Why Cite?

There are many reasons to cite your sources including to:

  • Give credit to authors or artists whose work you have used
  • Allow people who are reviewing your work to check your sources
  • Show readers how you came up with your arguments or ideas
  • Provide scholars with other sources for their research
  • Avoid plagiarism

What you don't know CAN hurt you!

For more information about the College's policy related to plagiarism access the Student Handbook. For more information about problems with plagiarism visit the MLA Style Center.

When to Cite

Cite a source when you:

  • Copy information exactly from it; this includes primary sources, such as when you have interviewed someone or are referring to a work of art or image.
  • Paraphrase, summarize or use your own words to describe ideas from a work.
  • Cite statistics, data, or other numerical information that was compiled by someone other than yourself.

NOTE: Do not cite a source when you are using what is considered "common knowledge," such as a date in history, basic biographical facts about a prominent person, or other well known facts (e.g. there are 12 months in a year, the planets revolve around the sun, the American Civil War began on April 12, 1861). If the facts are in dispute, it is best to cite sources.

How to Cite

Overview

The essential parts of MLA citation style are the works cited list and in-text citations. These two components work together to allow readers to find the exact sources used by the writer, as well as where in the paper these sources were used.

The works cited list is the master list of all sources used. It is located after the paper body. Each source has its own entry on the list and is formatted according to MLA's style. For example, here is a citation for an article from a magazine:

Williams, Joseph P. “Fighting Food Insecurity on College Campuses.” U.S. News - The Civic Report, Feb. 2019, pp. 12–15. EBSCOhost, search-ebscohost-com.libdb.dccc.edu/login.aspx?direct=true&db=f5h&AN=134613507&site=ehost-live&scope=site. 

Citations for this article found in the body of the paper are linked back to the exact entry for the source appearing on the works cited list. These citations use the least information possible about the source in order to make an accurate match. For example, when information from the above source is used in the body of the paper an embedded citation is included:

Research has shown that students at community colleges and trade schools are more likely to experience food insecurity compared to students at other types of higher education institutions (Williams 13).

Basics for Creating Works Cited List Entries

MLA identifies several core elements that should be included in each citation, when available such as author, title, and publication date.

The template itself may contain:

  1. Author last name, first name.
  2. “Title of Source.” (e.g. article title or book title) 
  3. Container #1, (italicize the name of magazine, journal, book or website when source forms part of a larger whole, e.g. short story in an anthology or an article in a newspaper) 
  4. Contributor,
  5. Version, (edition (ed.)), 
  6. Number, (vol., issue no., date, pp.).
  7. Publisher, (not part of a magazine or journal citation) 
  8. Publication date,
  9. Location

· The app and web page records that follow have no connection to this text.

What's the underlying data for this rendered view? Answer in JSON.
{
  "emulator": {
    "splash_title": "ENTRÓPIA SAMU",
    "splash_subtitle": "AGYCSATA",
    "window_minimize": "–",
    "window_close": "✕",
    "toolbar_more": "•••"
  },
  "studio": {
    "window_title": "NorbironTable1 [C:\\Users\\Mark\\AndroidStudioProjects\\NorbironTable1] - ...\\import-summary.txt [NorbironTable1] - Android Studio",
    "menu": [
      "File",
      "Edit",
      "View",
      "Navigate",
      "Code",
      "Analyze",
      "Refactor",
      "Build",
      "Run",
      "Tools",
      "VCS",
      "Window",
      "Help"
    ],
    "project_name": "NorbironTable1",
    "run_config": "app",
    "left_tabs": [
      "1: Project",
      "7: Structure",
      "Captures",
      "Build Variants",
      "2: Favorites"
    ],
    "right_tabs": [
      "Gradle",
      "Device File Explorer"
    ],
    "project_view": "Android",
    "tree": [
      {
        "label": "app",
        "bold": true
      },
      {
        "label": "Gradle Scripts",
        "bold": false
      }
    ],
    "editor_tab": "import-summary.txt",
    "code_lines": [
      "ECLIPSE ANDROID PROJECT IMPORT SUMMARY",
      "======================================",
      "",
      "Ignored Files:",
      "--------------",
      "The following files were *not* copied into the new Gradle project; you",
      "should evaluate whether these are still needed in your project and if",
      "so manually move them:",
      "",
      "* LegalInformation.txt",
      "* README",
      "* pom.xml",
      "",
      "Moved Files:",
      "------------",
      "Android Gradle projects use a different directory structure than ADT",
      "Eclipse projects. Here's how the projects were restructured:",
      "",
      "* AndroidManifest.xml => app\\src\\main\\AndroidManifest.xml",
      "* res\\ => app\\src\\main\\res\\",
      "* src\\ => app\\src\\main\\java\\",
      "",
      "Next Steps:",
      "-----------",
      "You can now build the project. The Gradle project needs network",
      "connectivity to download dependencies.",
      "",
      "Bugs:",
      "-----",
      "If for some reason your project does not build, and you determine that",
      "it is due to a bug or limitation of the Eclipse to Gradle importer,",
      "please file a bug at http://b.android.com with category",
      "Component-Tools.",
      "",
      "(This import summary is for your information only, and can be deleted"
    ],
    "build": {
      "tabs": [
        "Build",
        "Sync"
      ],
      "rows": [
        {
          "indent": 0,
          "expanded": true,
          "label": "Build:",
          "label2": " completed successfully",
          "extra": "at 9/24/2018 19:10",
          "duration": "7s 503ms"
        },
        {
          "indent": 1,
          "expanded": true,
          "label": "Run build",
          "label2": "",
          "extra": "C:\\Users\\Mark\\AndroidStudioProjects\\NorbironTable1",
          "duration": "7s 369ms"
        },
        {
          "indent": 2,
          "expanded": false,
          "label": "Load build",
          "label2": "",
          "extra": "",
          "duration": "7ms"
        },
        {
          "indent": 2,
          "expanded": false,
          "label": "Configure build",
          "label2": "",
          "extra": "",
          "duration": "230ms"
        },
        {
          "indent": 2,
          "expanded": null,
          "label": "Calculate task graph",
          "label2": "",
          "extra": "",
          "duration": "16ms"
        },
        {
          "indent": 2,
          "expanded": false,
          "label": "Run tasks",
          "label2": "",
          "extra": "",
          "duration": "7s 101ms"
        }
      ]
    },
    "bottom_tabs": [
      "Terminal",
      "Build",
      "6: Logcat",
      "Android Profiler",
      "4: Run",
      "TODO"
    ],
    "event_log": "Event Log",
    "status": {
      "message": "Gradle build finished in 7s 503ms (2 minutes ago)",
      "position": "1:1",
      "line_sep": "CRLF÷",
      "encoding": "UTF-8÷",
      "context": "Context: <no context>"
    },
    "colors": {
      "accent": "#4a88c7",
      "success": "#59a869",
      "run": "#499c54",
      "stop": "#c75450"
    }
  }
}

For more information see the template below. Or refer to section 5.1 and Appendix 2 of the MLA Handbook.